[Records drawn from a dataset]
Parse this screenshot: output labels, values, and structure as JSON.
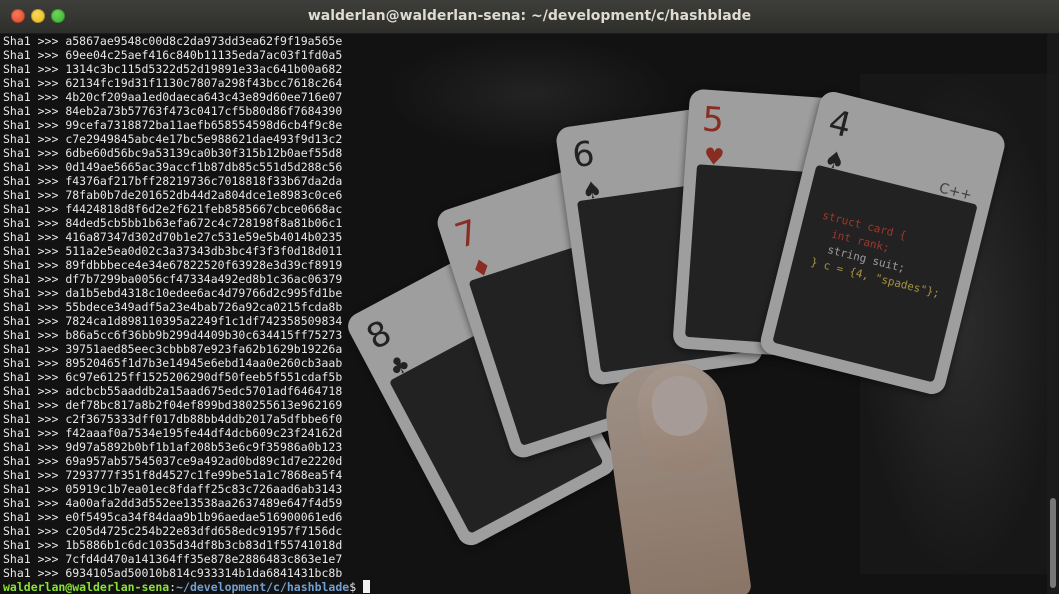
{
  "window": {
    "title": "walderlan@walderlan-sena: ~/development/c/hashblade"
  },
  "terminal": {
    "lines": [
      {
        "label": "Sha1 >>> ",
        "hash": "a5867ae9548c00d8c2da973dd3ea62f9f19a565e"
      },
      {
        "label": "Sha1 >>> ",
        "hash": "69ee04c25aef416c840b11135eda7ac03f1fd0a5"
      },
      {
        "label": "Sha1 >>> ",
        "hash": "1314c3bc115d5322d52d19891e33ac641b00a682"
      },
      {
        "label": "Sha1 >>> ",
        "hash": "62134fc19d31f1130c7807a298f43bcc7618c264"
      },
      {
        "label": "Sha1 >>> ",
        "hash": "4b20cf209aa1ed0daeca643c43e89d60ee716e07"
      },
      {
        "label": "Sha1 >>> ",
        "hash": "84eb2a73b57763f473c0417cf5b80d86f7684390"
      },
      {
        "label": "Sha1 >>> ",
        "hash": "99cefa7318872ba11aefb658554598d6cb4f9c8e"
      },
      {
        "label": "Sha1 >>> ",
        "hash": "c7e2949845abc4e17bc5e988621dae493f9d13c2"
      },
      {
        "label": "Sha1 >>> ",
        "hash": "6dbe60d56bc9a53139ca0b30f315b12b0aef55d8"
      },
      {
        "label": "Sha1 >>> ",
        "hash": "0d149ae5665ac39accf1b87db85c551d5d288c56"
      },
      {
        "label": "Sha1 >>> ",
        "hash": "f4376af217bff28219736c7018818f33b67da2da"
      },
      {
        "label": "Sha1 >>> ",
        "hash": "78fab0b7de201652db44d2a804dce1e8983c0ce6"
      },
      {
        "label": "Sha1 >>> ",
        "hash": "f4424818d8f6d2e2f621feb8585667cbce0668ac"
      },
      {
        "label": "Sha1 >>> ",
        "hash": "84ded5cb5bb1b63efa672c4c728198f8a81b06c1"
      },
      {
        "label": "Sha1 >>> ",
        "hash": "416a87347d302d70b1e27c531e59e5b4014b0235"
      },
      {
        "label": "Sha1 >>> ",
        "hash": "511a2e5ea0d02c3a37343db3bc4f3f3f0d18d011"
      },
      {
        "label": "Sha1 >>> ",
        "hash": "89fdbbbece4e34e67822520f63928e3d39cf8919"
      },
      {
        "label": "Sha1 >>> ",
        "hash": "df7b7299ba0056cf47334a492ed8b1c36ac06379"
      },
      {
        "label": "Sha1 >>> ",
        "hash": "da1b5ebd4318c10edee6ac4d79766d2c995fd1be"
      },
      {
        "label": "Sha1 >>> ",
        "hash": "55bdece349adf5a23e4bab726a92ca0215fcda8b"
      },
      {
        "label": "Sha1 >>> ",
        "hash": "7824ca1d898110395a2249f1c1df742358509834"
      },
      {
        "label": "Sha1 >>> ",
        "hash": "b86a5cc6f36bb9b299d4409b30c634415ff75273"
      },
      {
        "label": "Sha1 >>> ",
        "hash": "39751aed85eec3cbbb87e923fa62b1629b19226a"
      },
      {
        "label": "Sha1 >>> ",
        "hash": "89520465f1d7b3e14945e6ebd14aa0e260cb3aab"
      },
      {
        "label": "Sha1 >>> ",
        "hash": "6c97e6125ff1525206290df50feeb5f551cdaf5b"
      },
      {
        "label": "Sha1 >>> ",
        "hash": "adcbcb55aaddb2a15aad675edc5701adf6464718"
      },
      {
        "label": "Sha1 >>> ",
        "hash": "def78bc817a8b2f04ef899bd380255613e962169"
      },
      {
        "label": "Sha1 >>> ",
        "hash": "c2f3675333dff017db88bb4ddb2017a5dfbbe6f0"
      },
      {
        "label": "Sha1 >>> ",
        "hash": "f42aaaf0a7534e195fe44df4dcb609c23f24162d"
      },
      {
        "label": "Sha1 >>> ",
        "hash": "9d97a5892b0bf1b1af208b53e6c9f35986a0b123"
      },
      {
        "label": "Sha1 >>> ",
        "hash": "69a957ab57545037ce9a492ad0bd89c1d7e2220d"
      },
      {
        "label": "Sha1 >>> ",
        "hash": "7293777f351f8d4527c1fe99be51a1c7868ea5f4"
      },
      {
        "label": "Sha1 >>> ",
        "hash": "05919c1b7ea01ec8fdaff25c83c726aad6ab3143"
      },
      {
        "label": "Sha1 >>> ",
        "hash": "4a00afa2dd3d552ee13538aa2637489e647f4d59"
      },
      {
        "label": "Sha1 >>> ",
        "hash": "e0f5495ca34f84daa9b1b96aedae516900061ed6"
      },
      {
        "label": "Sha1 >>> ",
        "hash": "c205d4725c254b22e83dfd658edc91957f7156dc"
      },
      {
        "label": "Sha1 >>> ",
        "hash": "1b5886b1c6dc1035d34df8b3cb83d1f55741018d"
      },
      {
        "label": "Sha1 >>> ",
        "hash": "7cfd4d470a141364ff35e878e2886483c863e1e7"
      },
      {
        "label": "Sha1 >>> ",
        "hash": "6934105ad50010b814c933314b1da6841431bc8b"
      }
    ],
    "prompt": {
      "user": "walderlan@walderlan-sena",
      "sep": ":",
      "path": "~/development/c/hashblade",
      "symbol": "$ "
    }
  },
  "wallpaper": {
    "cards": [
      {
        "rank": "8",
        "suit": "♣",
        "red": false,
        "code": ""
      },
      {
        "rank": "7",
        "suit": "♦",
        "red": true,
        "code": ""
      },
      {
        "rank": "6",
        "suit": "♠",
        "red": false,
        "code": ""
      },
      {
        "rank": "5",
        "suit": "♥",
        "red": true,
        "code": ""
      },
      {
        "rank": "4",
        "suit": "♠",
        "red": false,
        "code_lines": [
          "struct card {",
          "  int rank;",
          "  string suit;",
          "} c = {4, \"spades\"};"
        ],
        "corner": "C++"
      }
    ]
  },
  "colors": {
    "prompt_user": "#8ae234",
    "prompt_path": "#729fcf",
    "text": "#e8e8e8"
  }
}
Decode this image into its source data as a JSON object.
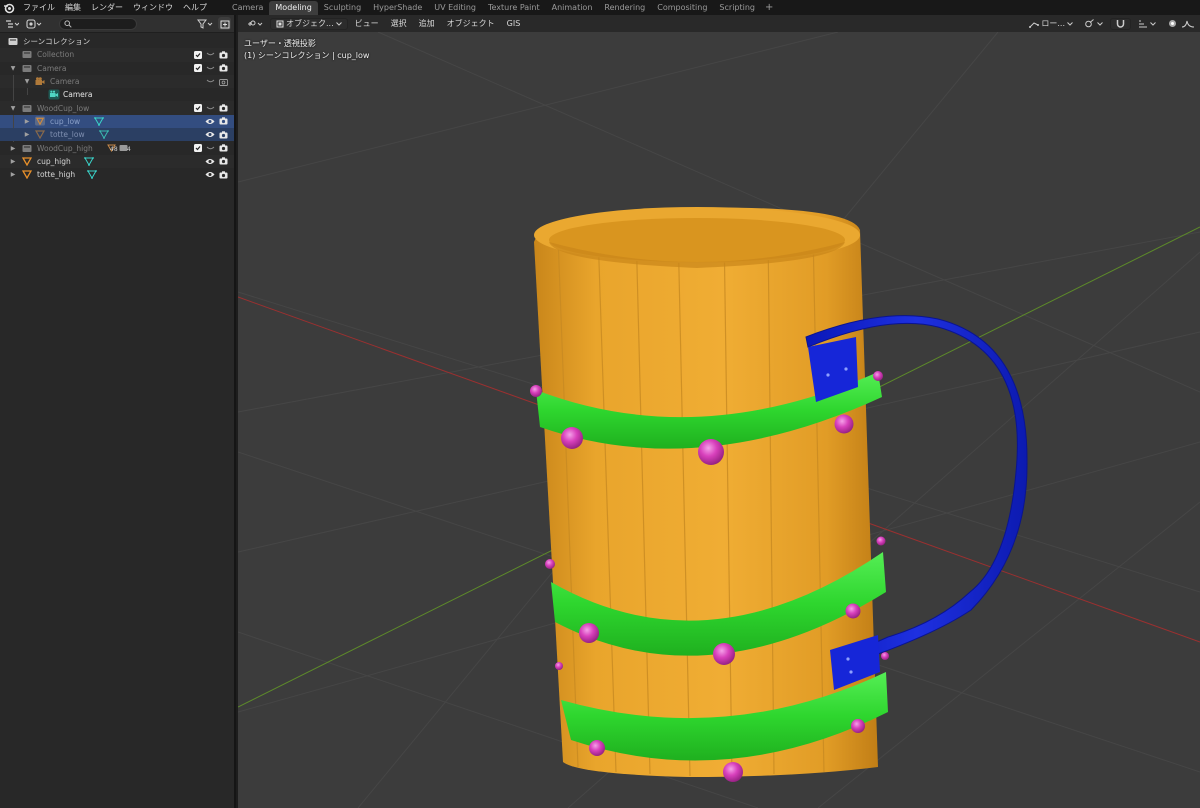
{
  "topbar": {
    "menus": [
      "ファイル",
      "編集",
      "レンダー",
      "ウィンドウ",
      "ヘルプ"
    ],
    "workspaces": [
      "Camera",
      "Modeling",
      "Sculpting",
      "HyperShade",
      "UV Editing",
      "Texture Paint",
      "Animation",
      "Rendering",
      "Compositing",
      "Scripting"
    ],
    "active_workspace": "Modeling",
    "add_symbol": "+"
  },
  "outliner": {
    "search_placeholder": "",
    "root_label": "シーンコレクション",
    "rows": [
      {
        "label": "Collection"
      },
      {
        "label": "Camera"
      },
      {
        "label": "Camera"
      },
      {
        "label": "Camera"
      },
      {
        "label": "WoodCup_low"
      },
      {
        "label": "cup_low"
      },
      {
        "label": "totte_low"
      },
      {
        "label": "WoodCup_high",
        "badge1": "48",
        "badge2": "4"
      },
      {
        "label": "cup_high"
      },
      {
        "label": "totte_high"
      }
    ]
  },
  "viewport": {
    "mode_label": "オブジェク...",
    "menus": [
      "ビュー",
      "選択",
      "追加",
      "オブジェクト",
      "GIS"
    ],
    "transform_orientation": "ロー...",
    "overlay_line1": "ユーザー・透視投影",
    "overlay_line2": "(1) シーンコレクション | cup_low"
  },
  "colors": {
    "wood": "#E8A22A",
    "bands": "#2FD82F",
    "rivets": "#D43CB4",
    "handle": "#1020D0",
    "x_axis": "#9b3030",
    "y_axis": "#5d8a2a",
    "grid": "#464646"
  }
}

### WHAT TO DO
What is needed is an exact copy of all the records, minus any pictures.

### RESPONSE TO THIS TASK
Parse this screenshot: output labels, values, and structure as JSON.
{
  "window": {
    "title": "walderlan@walderlan-sena: ~/development/c/hashblade"
  },
  "terminal": {
    "lines": [
      {
        "label": "Sha1 >>> ",
        "hash": "a5867ae9548c00d8c2da973dd3ea62f9f19a565e"
      },
      {
        "label": "Sha1 >>> ",
        "hash": "69ee04c25aef416c840b11135eda7ac03f1fd0a5"
      },
      {
        "label": "Sha1 >>> ",
        "hash": "1314c3bc115d5322d52d19891e33ac641b00a682"
      },
      {
        "label": "Sha1 >>> ",
        "hash": "62134fc19d31f1130c7807a298f43bcc7618c264"
      },
      {
        "label": "Sha1 >>> ",
        "hash": "4b20cf209aa1ed0daeca643c43e89d60ee716e07"
      },
      {
        "label": "Sha1 >>> ",
        "hash": "84eb2a73b57763f473c0417cf5b80d86f7684390"
      },
      {
        "label": "Sha1 >>> ",
        "hash": "99cefa7318872ba11aefb658554598d6cb4f9c8e"
      },
      {
        "label": "Sha1 >>> ",
        "hash": "c7e2949845abc4e17bc5e988621dae493f9d13c2"
      },
      {
        "label": "Sha1 >>> ",
        "hash": "6dbe60d56bc9a53139ca0b30f315b12b0aef55d8"
      },
      {
        "label": "Sha1 >>> ",
        "hash": "0d149ae5665ac39accf1b87db85c551d5d288c56"
      },
      {
        "label": "Sha1 >>> ",
        "hash": "f4376af217bff28219736c7018818f33b67da2da"
      },
      {
        "label": "Sha1 >>> ",
        "hash": "78fab0b7de201652db44d2a804dce1e8983c0ce6"
      },
      {
        "label": "Sha1 >>> ",
        "hash": "f4424818d8f6d2e2f621feb8585667cbce0668ac"
      },
      {
        "label": "Sha1 >>> ",
        "hash": "84ded5cb5bb1b63efa672c4c728198f8a81b06c1"
      },
      {
        "label": "Sha1 >>> ",
        "hash": "416a87347d302d70b1e27c531e59e5b4014b0235"
      },
      {
        "label": "Sha1 >>> ",
        "hash": "511a2e5ea0d02c3a37343db3bc4f3f3f0d18d011"
      },
      {
        "label": "Sha1 >>> ",
        "hash": "89fdbbbece4e34e67822520f63928e3d39cf8919"
      },
      {
        "label": "Sha1 >>> ",
        "hash": "df7b7299ba0056cf47334a492ed8b1c36ac06379"
      },
      {
        "label": "Sha1 >>> ",
        "hash": "da1b5ebd4318c10edee6ac4d79766d2c995fd1be"
      },
      {
        "label": "Sha1 >>> ",
        "hash": "55bdece349adf5a23e4bab726a92ca0215fcda8b"
      },
      {
        "label": "Sha1 >>> ",
        "hash": "7824ca1d898110395a2249f1c1df742358509834"
      },
      {
        "label": "Sha1 >>> ",
        "hash": "b86a5cc6f36bb9b299d4409b30c634415ff75273"
      },
      {
        "label": "Sha1 >>> ",
        "hash": "39751aed85eec3cbbb87e923fa62b1629b19226a"
      },
      {
        "label": "Sha1 >>> ",
        "hash": "89520465f1d7b3e14945e6ebd14aa0e260cb3aab"
      },
      {
        "label": "Sha1 >>> ",
        "hash": "6c97e6125ff1525206290df50feeb5f551cdaf5b"
      },
      {
        "label": "Sha1 >>> ",
        "hash": "adcbcb55aaddb2a15aad675edc5701adf6464718"
      },
      {
        "label": "Sha1 >>> ",
        "hash": "def78bc817a8b2f04ef899bd380255613e962169"
      },
      {
        "label": "Sha1 >>> ",
        "hash": "c2f3675333dff017db88bb4ddb2017a5dfbbe6f0"
      },
      {
        "label": "Sha1 >>> ",
        "hash": "f42aaaf0a7534e195fe44df4dcb609c23f24162d"
      },
      {
        "label": "Sha1 >>> ",
        "hash": "9d97a5892b0bf1b1af208b53e6c9f35986a0b123"
      },
      {
        "label": "Sha1 >>> ",
        "hash": "69a957ab57545037ce9a492ad0bd89c1d7e2220d"
      },
      {
        "label": "Sha1 >>> ",
        "hash": "7293777f351f8d4527c1fe99be51a1c7868ea5f4"
      },
      {
        "label": "Sha1 >>> ",
        "hash": "05919c1b7ea01ec8fdaff25c83c726aad6ab3143"
      },
      {
        "label": "Sha1 >>> ",
        "hash": "4a00afa2dd3d552ee13538aa2637489e647f4d59"
      },
      {
        "label": "Sha1 >>> ",
        "hash": "e0f5495ca34f84daa9b1b96aedae516900061ed6"
      },
      {
        "label": "Sha1 >>> ",
        "hash": "c205d4725c254b22e83dfd658edc91957f7156dc"
      },
      {
        "label": "Sha1 >>> ",
        "hash": "1b5886b1c6dc1035d34df8b3cb83d1f55741018d"
      },
      {
        "label": "Sha1 >>> ",
        "hash": "7cfd4d470a141364ff35e878e2886483c863e1e7"
      },
      {
        "label": "Sha1 >>> ",
        "hash": "6934105ad50010b814c933314b1da6841431bc8b"
      }
    ],
    "prompt": {
      "user": "walderlan@walderlan-sena",
      "sep": ":",
      "path": "~/development/c/hashblade",
      "symbol": "$ "
    }
  },
  "wallpaper": {
    "cards": [
      {
        "rank": "8",
        "suit": "♣",
        "red": false,
        "code": ""
      },
      {
        "rank": "7",
        "suit": "♦",
        "red": true,
        "code": ""
      },
      {
        "rank": "6",
        "suit": "♠",
        "red": false,
        "code": ""
      },
      {
        "rank": "5",
        "suit": "♥",
        "red": true,
        "code": ""
      },
      {
        "rank": "4",
        "suit": "♠",
        "red": false,
        "code_lines": [
          "struct card {",
          "  int rank;",
          "  string suit;",
          "} c = {4, \"spades\"};"
        ],
        "corner": "C++"
      }
    ]
  },
  "colors": {
    "prompt_user": "#8ae234",
    "prompt_path": "#729fcf",
    "text": "#e8e8e8"
  }
}
Decode this image into its source data as a JSON object.
{
  "topbar": {
    "menus": [
      "ファイル",
      "編集",
      "レンダー",
      "ウィンドウ",
      "ヘルプ"
    ],
    "workspaces": [
      "Camera",
      "Modeling",
      "Sculpting",
      "HyperShade",
      "UV Editing",
      "Texture Paint",
      "Animation",
      "Rendering",
      "Compositing",
      "Scripting"
    ],
    "active_workspace": "Modeling",
    "add_symbol": "+"
  },
  "outliner": {
    "search_placeholder": "",
    "root_label": "シーンコレクション",
    "rows": [
      {
        "label": "Collection"
      },
      {
        "label": "Camera"
      },
      {
        "label": "Camera"
      },
      {
        "label": "Camera"
      },
      {
        "label": "WoodCup_low"
      },
      {
        "label": "cup_low"
      },
      {
        "label": "totte_low"
      },
      {
        "label": "WoodCup_high",
        "badge1": "48",
        "badge2": "4"
      },
      {
        "label": "cup_high"
      },
      {
        "label": "totte_high"
      }
    ]
  },
  "viewport": {
    "mode_label": "オブジェク...",
    "menus": [
      "ビュー",
      "選択",
      "追加",
      "オブジェクト",
      "GIS"
    ],
    "transform_orientation": "ロー...",
    "overlay_line1": "ユーザー・透視投影",
    "overlay_line2": "(1) シーンコレクション | cup_low"
  },
  "colors": {
    "wood": "#E8A22A",
    "bands": "#2FD82F",
    "rivets": "#D43CB4",
    "handle": "#1020D0",
    "x_axis": "#9b3030",
    "y_axis": "#5d8a2a",
    "grid": "#464646"
  }
}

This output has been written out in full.